> **YOUR GOAL**: Find the lines in the records below that contain "version", and report each of them.

> **RECORDS PROVIDED**:

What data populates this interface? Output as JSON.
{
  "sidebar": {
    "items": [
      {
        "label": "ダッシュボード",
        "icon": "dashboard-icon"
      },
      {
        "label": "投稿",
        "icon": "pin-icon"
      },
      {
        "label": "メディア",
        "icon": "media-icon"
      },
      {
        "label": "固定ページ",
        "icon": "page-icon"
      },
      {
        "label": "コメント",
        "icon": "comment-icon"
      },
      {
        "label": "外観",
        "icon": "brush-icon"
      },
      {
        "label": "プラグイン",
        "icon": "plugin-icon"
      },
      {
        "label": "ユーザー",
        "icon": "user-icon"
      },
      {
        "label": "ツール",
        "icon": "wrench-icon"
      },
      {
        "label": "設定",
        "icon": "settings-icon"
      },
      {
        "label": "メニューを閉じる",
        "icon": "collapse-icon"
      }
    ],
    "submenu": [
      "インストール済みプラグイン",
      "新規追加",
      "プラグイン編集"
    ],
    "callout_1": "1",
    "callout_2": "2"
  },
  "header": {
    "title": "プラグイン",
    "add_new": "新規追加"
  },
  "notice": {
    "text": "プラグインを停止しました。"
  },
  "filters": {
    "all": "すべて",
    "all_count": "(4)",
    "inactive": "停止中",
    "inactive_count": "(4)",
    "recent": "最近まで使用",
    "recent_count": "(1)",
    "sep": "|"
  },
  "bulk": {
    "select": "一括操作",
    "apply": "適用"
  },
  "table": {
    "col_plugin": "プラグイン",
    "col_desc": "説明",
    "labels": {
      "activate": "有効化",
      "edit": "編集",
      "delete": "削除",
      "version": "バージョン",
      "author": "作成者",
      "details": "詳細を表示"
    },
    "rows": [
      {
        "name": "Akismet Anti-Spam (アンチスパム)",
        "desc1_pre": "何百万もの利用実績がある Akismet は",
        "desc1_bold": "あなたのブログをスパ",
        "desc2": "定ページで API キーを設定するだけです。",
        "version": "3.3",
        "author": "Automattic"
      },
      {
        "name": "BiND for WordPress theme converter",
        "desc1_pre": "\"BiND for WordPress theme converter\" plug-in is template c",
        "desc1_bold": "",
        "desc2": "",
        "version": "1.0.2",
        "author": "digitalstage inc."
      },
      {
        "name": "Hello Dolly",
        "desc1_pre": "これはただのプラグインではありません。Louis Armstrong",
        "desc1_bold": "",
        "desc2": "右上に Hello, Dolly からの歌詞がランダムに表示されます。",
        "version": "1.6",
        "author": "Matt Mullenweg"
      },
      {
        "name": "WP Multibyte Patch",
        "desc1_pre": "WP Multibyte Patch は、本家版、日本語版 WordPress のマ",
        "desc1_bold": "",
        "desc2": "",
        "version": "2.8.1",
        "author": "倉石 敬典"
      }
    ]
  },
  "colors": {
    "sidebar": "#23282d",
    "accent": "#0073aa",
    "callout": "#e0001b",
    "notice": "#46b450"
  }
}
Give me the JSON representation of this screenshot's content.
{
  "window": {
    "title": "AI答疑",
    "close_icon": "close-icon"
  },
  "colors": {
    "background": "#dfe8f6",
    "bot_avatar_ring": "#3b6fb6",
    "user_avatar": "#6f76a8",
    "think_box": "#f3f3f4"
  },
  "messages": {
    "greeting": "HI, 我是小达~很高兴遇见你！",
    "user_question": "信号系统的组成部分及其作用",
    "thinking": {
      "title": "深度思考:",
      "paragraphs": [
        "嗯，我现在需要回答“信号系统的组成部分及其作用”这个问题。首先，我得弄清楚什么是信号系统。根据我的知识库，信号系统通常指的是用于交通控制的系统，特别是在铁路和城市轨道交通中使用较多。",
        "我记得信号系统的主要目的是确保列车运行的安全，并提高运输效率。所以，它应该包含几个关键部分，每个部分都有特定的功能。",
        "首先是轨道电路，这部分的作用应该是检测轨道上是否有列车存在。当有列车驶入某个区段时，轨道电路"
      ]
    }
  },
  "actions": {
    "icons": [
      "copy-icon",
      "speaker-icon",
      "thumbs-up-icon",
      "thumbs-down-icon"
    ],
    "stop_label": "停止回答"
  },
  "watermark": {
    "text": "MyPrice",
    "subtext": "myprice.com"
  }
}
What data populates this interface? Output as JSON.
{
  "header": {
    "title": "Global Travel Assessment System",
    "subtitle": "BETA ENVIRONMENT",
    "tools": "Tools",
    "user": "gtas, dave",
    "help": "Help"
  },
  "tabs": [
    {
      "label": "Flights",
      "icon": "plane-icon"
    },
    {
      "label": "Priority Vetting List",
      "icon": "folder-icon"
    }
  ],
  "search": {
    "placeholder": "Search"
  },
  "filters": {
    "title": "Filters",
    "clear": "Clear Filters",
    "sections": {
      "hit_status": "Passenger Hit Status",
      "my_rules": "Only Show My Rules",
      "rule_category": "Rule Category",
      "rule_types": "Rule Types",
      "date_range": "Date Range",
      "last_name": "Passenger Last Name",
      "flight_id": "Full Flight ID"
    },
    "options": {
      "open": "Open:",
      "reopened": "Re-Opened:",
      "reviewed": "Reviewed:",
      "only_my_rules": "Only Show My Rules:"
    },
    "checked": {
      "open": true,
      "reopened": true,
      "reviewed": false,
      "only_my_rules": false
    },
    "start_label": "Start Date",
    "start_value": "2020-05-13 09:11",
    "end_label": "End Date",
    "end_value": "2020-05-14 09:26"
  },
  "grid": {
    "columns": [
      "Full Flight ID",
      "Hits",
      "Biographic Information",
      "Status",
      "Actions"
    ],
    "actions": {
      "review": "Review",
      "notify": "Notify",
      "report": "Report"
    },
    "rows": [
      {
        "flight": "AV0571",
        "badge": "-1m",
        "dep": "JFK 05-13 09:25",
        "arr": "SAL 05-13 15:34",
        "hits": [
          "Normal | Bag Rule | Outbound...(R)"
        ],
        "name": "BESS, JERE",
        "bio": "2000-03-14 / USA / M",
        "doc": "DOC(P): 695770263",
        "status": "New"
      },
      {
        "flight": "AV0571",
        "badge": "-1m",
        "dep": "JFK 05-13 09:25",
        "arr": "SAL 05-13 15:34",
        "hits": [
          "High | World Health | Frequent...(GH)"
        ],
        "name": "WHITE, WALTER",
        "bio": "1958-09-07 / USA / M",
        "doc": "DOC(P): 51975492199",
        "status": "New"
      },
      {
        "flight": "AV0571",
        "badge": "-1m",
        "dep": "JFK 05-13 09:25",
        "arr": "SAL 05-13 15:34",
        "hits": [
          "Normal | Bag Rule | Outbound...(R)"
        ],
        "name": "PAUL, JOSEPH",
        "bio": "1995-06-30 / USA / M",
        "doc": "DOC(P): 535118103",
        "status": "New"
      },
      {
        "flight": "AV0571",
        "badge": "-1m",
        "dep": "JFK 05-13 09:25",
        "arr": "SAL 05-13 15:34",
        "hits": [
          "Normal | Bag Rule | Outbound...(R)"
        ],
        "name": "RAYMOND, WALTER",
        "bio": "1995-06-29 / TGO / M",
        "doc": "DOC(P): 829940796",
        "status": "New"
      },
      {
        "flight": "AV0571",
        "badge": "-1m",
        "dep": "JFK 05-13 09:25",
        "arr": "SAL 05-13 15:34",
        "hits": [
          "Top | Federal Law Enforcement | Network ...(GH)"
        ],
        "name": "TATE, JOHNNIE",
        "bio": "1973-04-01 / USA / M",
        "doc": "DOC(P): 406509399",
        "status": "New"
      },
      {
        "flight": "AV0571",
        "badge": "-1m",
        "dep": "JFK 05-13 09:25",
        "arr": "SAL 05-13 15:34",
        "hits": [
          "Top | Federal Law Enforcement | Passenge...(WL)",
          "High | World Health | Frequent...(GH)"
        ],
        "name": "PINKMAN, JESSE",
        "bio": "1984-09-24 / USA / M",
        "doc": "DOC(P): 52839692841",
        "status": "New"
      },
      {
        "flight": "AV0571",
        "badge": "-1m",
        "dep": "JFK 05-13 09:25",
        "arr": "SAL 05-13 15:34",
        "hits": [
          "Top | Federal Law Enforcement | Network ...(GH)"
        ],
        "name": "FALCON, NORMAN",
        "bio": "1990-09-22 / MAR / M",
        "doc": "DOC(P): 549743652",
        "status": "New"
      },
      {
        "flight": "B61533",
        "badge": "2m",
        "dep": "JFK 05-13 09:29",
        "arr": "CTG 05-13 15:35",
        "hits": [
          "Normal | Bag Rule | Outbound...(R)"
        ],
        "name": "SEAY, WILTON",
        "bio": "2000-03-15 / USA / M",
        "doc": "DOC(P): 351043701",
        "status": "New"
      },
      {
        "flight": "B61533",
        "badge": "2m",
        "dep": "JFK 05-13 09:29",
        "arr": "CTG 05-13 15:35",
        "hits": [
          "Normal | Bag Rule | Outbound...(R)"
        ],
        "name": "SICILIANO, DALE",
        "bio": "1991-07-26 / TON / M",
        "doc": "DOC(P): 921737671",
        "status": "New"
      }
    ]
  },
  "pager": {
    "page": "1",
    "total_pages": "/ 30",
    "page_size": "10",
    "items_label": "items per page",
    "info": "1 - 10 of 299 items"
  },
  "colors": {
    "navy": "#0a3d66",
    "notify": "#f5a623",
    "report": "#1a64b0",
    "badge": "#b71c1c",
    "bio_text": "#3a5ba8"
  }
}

> **TASK SOLUTION**:
      "version": "バージョン",
        "version": "3.3",
        "version": "1.0.2",
        "version": "1.6",
        "version": "2.8.1",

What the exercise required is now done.